Work task
Please report how many lines in the records below contain the word "this", giving only that number.

Data extract
•••••

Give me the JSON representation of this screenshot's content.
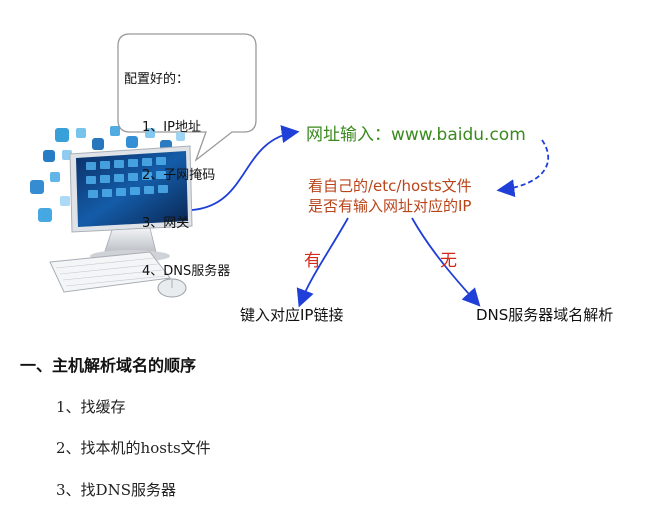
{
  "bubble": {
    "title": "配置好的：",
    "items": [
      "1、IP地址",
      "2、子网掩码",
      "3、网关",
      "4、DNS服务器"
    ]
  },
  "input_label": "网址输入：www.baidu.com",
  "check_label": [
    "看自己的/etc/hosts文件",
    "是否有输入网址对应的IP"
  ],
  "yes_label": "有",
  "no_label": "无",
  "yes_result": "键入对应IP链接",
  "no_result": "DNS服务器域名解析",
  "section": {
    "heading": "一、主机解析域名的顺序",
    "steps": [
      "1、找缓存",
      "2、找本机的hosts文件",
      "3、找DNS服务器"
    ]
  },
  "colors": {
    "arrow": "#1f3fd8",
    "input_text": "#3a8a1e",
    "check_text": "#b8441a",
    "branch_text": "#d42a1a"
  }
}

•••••

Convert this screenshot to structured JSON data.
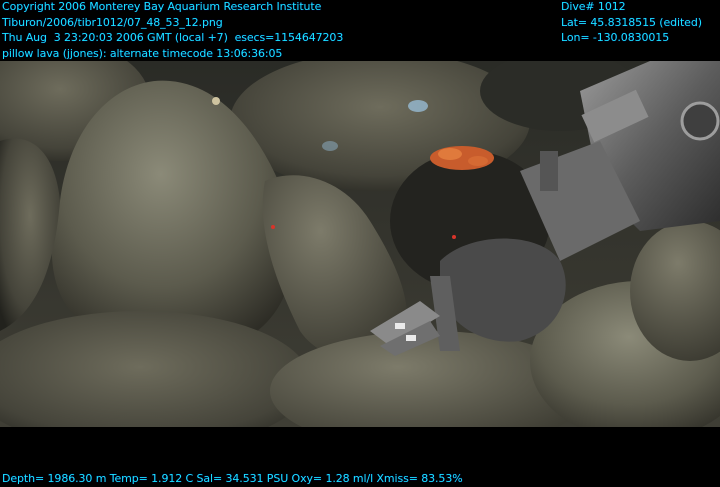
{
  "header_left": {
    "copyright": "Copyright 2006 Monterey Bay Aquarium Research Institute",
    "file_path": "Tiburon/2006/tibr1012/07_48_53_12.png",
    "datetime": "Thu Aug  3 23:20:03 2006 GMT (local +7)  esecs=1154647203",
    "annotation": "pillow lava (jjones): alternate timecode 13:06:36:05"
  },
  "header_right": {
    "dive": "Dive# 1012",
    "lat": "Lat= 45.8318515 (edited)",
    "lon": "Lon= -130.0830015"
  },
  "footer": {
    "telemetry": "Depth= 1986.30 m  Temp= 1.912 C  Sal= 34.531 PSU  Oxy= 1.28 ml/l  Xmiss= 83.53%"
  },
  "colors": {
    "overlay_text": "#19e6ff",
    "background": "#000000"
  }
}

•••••

Answer section
2